> WHAT NEEDS TO BE DONE: Please reproduce the records below exactly, omitting any pictures they contain.

(Dataset excerpts)
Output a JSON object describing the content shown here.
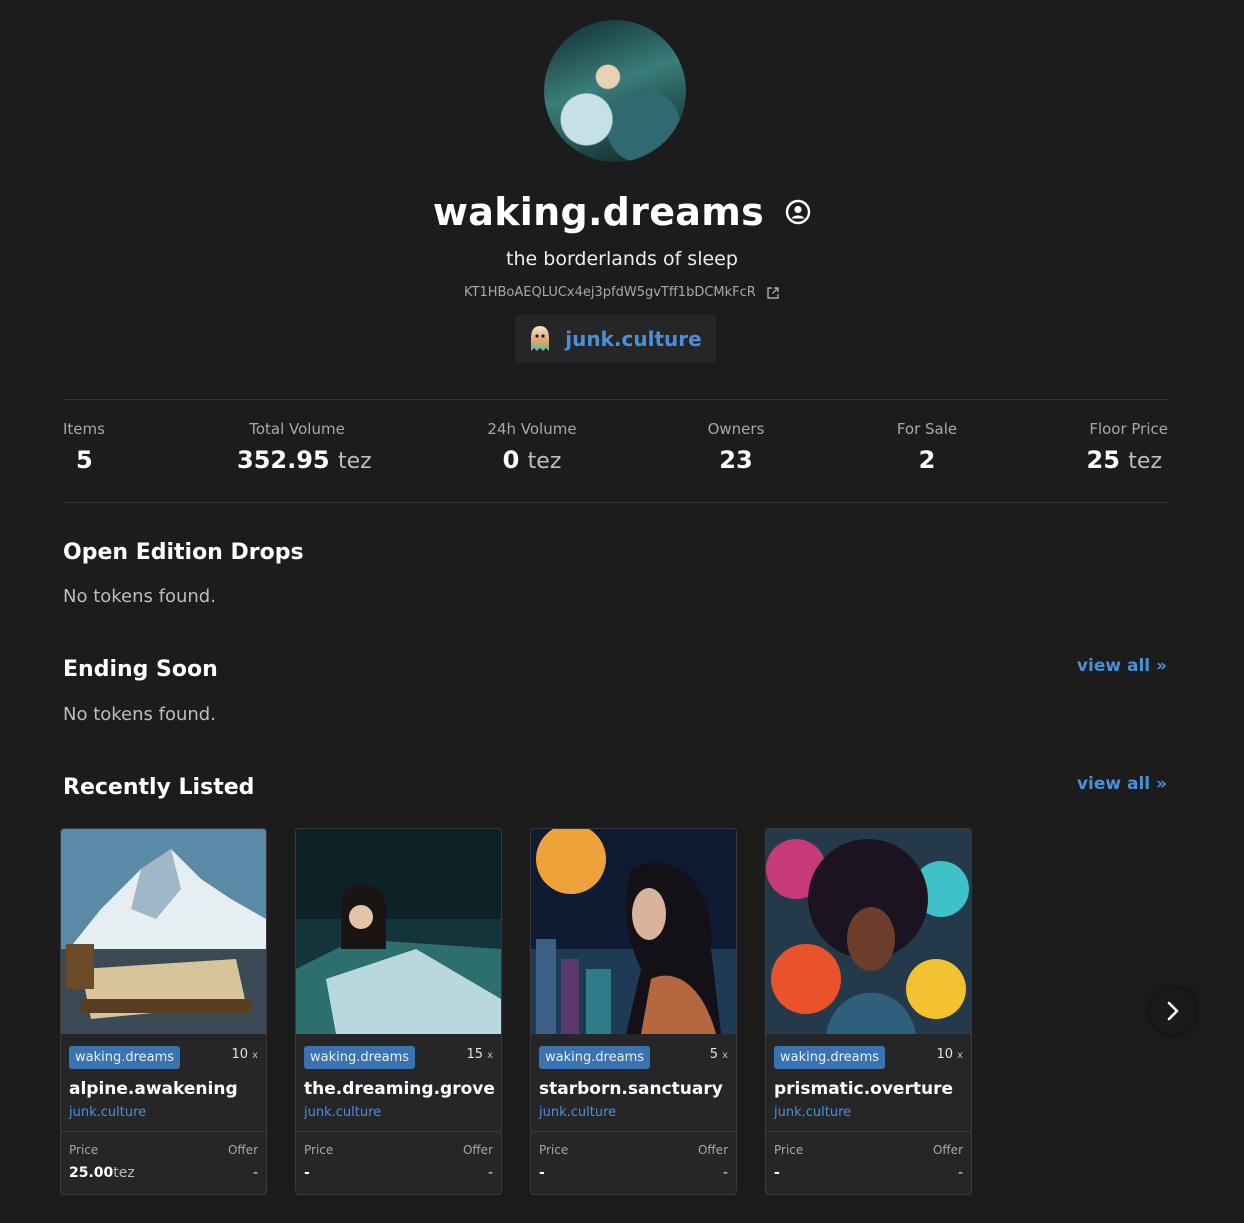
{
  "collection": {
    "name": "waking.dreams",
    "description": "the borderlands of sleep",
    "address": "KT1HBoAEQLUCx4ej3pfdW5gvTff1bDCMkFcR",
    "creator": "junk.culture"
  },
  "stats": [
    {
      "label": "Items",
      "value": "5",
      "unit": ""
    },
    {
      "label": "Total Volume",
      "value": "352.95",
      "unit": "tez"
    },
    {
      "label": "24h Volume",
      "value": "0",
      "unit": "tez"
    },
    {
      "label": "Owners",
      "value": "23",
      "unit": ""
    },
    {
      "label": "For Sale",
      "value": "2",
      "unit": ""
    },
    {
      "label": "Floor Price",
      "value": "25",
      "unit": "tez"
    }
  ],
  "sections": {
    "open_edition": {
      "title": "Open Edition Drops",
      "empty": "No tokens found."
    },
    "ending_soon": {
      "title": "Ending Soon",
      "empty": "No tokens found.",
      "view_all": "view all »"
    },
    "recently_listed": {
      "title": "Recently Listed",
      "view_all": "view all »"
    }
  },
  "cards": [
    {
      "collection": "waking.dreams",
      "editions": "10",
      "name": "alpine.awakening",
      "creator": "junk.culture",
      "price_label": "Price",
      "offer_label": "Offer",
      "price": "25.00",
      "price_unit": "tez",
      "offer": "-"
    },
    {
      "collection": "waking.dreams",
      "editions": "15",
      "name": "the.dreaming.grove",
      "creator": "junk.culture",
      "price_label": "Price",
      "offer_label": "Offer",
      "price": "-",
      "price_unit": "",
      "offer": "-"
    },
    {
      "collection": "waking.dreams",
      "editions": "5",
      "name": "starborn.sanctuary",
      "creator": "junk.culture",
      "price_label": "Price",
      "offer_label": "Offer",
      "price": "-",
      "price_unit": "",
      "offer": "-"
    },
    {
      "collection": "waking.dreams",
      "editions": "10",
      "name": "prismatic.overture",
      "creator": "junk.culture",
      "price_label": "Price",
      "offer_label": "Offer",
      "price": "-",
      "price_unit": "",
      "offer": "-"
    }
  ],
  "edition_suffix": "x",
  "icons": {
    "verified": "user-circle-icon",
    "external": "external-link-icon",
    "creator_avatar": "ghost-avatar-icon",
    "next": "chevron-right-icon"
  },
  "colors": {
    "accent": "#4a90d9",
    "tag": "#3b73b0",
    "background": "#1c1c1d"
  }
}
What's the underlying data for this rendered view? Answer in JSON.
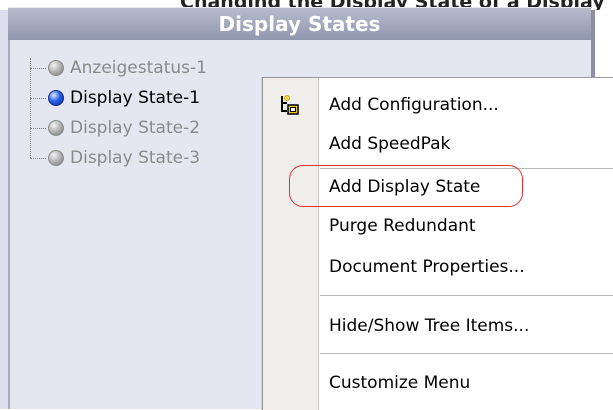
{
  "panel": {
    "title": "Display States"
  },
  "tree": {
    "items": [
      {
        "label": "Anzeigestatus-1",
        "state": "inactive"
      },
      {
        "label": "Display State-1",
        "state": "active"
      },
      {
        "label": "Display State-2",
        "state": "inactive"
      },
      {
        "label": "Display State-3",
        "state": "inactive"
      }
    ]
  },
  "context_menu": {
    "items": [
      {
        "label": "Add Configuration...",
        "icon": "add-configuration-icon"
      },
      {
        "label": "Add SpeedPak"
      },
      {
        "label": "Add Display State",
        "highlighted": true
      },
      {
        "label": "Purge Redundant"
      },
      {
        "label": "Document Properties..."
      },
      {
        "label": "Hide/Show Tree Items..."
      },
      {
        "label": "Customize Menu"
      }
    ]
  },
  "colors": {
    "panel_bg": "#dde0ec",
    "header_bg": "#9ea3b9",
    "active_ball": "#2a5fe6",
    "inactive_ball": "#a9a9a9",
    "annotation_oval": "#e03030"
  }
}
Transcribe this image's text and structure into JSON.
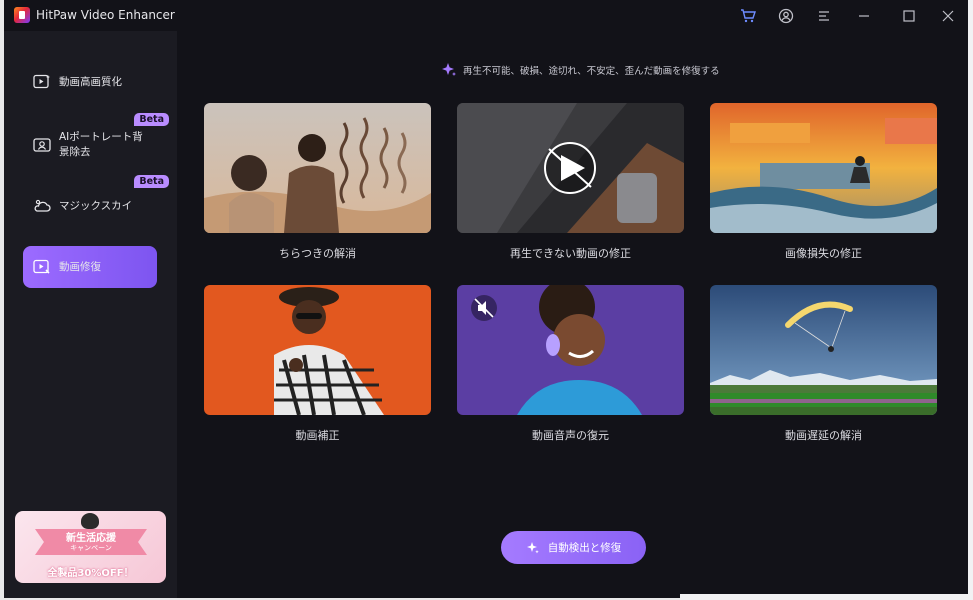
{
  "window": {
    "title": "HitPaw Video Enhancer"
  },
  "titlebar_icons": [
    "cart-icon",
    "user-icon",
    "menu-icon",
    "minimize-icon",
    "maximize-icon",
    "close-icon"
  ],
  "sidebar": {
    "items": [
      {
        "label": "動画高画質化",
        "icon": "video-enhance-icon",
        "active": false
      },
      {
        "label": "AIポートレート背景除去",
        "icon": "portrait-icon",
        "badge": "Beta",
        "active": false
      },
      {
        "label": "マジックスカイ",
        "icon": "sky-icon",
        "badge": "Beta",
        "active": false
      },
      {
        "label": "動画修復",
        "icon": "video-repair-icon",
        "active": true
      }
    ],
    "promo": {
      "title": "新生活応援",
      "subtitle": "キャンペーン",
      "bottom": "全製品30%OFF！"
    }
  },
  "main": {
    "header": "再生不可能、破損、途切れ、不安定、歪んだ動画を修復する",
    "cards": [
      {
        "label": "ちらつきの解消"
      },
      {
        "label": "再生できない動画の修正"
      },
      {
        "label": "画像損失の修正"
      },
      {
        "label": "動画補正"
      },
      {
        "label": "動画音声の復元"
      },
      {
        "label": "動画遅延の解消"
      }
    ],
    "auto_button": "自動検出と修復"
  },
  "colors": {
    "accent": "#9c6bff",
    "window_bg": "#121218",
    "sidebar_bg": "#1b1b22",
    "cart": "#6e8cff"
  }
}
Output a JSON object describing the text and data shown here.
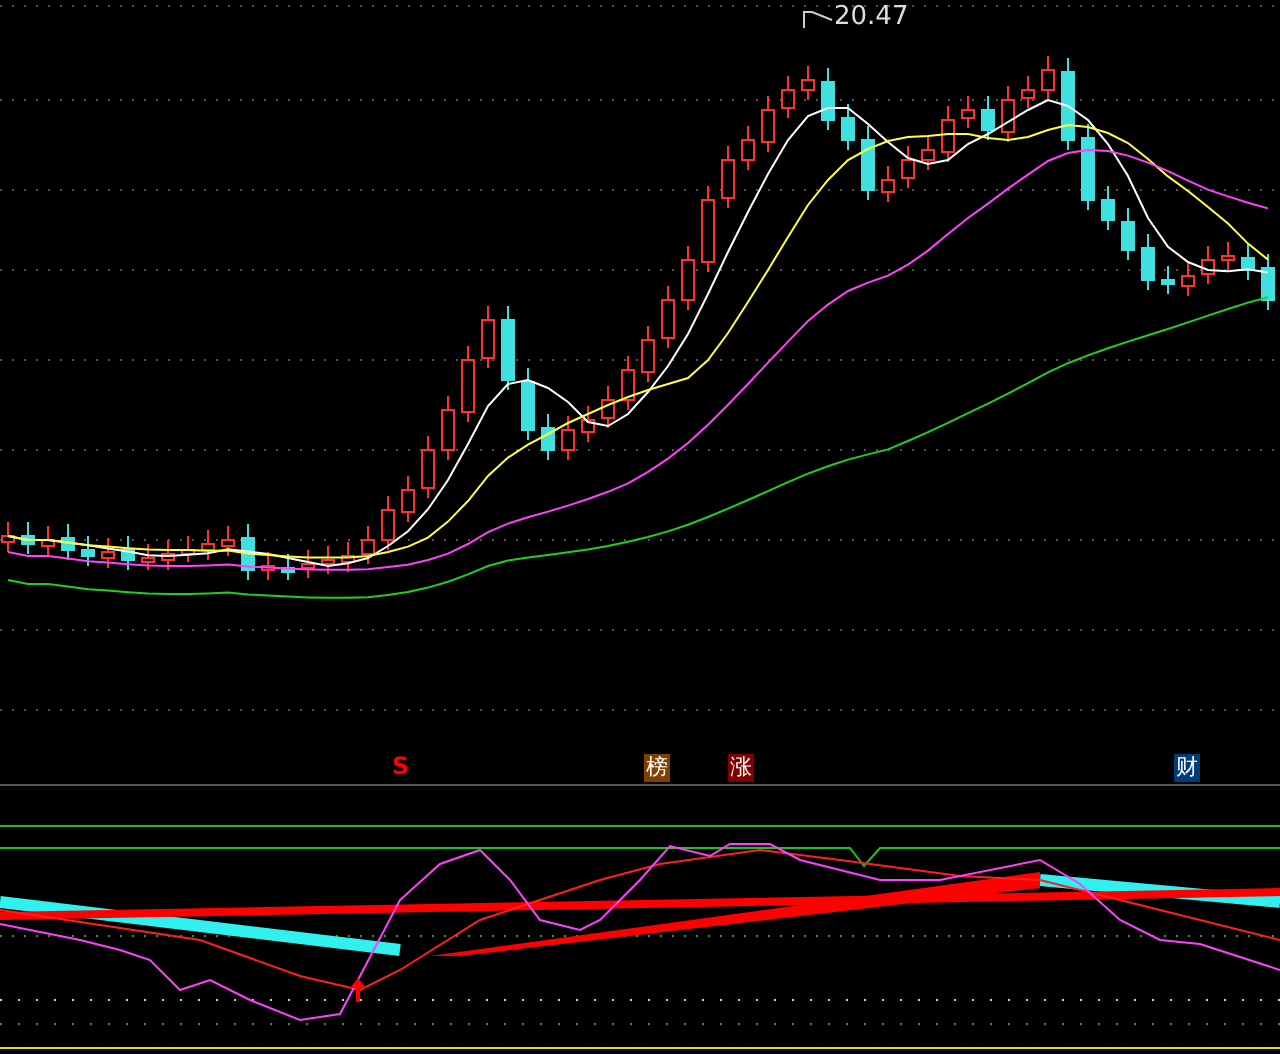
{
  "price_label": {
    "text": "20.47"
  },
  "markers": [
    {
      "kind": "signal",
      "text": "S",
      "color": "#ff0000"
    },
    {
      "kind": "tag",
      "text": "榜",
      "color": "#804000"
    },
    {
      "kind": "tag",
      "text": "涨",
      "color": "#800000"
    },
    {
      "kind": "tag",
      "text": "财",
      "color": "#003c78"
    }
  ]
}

> YOUR RESPONSE:
Output a JSON object describing the content shown here.
{
  "collection": {
    "name": "waking.dreams",
    "description": "the borderlands of sleep",
    "address": "KT1HBoAEQLUCx4ej3pfdW5gvTff1bDCMkFcR",
    "creator": "junk.culture"
  },
  "stats": [
    {
      "label": "Items",
      "value": "5",
      "unit": ""
    },
    {
      "label": "Total Volume",
      "value": "352.95",
      "unit": "tez"
    },
    {
      "label": "24h Volume",
      "value": "0",
      "unit": "tez"
    },
    {
      "label": "Owners",
      "value": "23",
      "unit": ""
    },
    {
      "label": "For Sale",
      "value": "2",
      "unit": ""
    },
    {
      "label": "Floor Price",
      "value": "25",
      "unit": "tez"
    }
  ],
  "sections": {
    "open_edition": {
      "title": "Open Edition Drops",
      "empty": "No tokens found."
    },
    "ending_soon": {
      "title": "Ending Soon",
      "empty": "No tokens found.",
      "view_all": "view all »"
    },
    "recently_listed": {
      "title": "Recently Listed",
      "view_all": "view all »"
    }
  },
  "cards": [
    {
      "collection": "waking.dreams",
      "editions": "10",
      "name": "alpine.awakening",
      "creator": "junk.culture",
      "price_label": "Price",
      "offer_label": "Offer",
      "price": "25.00",
      "price_unit": "tez",
      "offer": "-"
    },
    {
      "collection": "waking.dreams",
      "editions": "15",
      "name": "the.dreaming.grove",
      "creator": "junk.culture",
      "price_label": "Price",
      "offer_label": "Offer",
      "price": "-",
      "price_unit": "",
      "offer": "-"
    },
    {
      "collection": "waking.dreams",
      "editions": "5",
      "name": "starborn.sanctuary",
      "creator": "junk.culture",
      "price_label": "Price",
      "offer_label": "Offer",
      "price": "-",
      "price_unit": "",
      "offer": "-"
    },
    {
      "collection": "waking.dreams",
      "editions": "10",
      "name": "prismatic.overture",
      "creator": "junk.culture",
      "price_label": "Price",
      "offer_label": "Offer",
      "price": "-",
      "price_unit": "",
      "offer": "-"
    }
  ],
  "edition_suffix": "x",
  "icons": {
    "verified": "user-circle-icon",
    "external": "external-link-icon",
    "creator_avatar": "ghost-avatar-icon",
    "next": "chevron-right-icon"
  },
  "colors": {
    "accent": "#4a90d9",
    "tag": "#3b73b0",
    "background": "#1c1c1d"
  }
}
What's the underlying data for this rendered view? Answer in JSON.
{
  "panel": {
    "title": "Display States"
  },
  "tree": {
    "items": [
      {
        "label": "Anzeigestatus-1",
        "state": "inactive"
      },
      {
        "label": "Display State-1",
        "state": "active"
      },
      {
        "label": "Display State-2",
        "state": "inactive"
      },
      {
        "label": "Display State-3",
        "state": "inactive"
      }
    ]
  },
  "context_menu": {
    "items": [
      {
        "label": "Add Configuration...",
        "icon": "add-configuration-icon"
      },
      {
        "label": "Add SpeedPak"
      },
      {
        "label": "Add Display State",
        "highlighted": true
      },
      {
        "label": "Purge Redundant"
      },
      {
        "label": "Document Properties..."
      },
      {
        "label": "Hide/Show Tree Items..."
      },
      {
        "label": "Customize Menu"
      }
    ]
  },
  "colors": {
    "panel_bg": "#dde0ec",
    "header_bg": "#9ea3b9",
    "active_ball": "#2a5fe6",
    "inactive_ball": "#a9a9a9",
    "annotation_oval": "#e03030"
  }
}
Transcribe this image's text and structure into JSON.
{
  "window": {
    "title": "HitPaw Video Enhancer"
  },
  "titlebar_icons": [
    "cart-icon",
    "user-icon",
    "menu-icon",
    "minimize-icon",
    "maximize-icon",
    "close-icon"
  ],
  "sidebar": {
    "items": [
      {
        "label": "動画高画質化",
        "icon": "video-enhance-icon",
        "active": false
      },
      {
        "label": "AIポートレート背景除去",
        "icon": "portrait-icon",
        "badge": "Beta",
        "active": false
      },
      {
        "label": "マジックスカイ",
        "icon": "sky-icon",
        "badge": "Beta",
        "active": false
      },
      {
        "label": "動画修復",
        "icon": "video-repair-icon",
        "active": true
      }
    ],
    "promo": {
      "title": "新生活応援",
      "subtitle": "キャンペーン",
      "bottom": "全製品30%OFF！"
    }
  },
  "main": {
    "header": "再生不可能、破損、途切れ、不安定、歪んだ動画を修復する",
    "cards": [
      {
        "label": "ちらつきの解消"
      },
      {
        "label": "再生できない動画の修正"
      },
      {
        "label": "画像損失の修正"
      },
      {
        "label": "動画補正"
      },
      {
        "label": "動画音声の復元"
      },
      {
        "label": "動画遅延の解消"
      }
    ],
    "auto_button": "自動検出と修復"
  },
  "colors": {
    "accent": "#9c6bff",
    "window_bg": "#121218",
    "sidebar_bg": "#1b1b22",
    "cart": "#6e8cff"
  }
}
Output a JSON object describing the text and data shown here.
{
  "price_label": {
    "text": "20.47"
  },
  "markers": [
    {
      "kind": "signal",
      "text": "S",
      "color": "#ff0000"
    },
    {
      "kind": "tag",
      "text": "榜",
      "color": "#804000"
    },
    {
      "kind": "tag",
      "text": "涨",
      "color": "#800000"
    },
    {
      "kind": "tag",
      "text": "财",
      "color": "#003c78"
    }
  ]
}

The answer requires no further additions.